TASK BRIEF
All lines of the material below that include the string "label" are to be copied.

SUPPLIED ENTRIES
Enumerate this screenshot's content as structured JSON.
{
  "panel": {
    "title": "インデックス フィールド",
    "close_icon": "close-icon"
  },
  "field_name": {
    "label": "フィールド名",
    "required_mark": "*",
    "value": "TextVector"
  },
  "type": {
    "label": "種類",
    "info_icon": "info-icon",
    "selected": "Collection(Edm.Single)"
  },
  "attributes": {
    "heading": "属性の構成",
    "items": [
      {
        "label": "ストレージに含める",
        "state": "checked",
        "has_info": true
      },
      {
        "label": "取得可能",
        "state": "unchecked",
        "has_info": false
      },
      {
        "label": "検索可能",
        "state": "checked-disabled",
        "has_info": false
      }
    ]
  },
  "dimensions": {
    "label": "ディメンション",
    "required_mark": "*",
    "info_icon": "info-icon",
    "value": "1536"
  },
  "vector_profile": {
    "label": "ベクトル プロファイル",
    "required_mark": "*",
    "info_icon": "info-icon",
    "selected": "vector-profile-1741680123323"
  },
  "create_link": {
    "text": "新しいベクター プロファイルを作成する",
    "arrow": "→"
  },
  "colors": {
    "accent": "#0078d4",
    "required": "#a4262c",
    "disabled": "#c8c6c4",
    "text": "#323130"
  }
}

SOLUTION TO THIS EXERCISE
    "label": "フィールド名",
    "label": "種類",
        "label": "ストレージに含める",
        "label": "取得可能",
        "label": "検索可能",
    "label": "ディメンション",
    "label": "ベクトル プロファイル",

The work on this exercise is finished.